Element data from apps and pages

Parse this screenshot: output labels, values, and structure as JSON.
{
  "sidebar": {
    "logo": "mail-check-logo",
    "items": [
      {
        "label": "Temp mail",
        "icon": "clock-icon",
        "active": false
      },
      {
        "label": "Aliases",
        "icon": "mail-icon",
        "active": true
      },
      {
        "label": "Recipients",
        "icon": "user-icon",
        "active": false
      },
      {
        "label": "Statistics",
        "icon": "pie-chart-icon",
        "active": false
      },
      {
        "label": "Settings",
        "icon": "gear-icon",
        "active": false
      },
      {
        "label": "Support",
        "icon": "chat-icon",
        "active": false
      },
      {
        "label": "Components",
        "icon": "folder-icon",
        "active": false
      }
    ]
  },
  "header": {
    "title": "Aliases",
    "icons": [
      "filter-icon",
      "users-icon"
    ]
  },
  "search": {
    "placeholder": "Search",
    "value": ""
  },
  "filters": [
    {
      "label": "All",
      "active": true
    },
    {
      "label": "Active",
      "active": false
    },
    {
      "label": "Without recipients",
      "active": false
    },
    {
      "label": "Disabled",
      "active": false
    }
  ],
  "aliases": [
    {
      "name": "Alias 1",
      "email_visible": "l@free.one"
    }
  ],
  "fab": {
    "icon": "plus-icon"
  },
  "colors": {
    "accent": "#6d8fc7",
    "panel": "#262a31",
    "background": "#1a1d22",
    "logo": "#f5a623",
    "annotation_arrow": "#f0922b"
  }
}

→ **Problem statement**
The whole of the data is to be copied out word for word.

→ **Task response**
Parse this screenshot: output labels, values, and structure as JSON.
{
  "sidebar": {
    "logo": "mail-check-logo",
    "items": [
      {
        "label": "Temp mail",
        "icon": "clock-icon",
        "active": false
      },
      {
        "label": "Aliases",
        "icon": "mail-icon",
        "active": true
      },
      {
        "label": "Recipients",
        "icon": "user-icon",
        "active": false
      },
      {
        "label": "Statistics",
        "icon": "pie-chart-icon",
        "active": false
      },
      {
        "label": "Settings",
        "icon": "gear-icon",
        "active": false
      },
      {
        "label": "Support",
        "icon": "chat-icon",
        "active": false
      },
      {
        "label": "Components",
        "icon": "folder-icon",
        "active": false
      }
    ]
  },
  "header": {
    "title": "Aliases",
    "icons": [
      "filter-icon",
      "users-icon"
    ]
  },
  "search": {
    "placeholder": "Search",
    "value": ""
  },
  "filters": [
    {
      "label": "All",
      "active": true
    },
    {
      "label": "Active",
      "active": false
    },
    {
      "label": "Without recipients",
      "active": false
    },
    {
      "label": "Disabled",
      "active": false
    }
  ],
  "aliases": [
    {
      "name": "Alias 1",
      "email_visible": "l@free.one"
    }
  ],
  "fab": {
    "icon": "plus-icon"
  },
  "colors": {
    "accent": "#6d8fc7",
    "panel": "#262a31",
    "background": "#1a1d22",
    "logo": "#f5a623",
    "annotation_arrow": "#f0922b"
  }
}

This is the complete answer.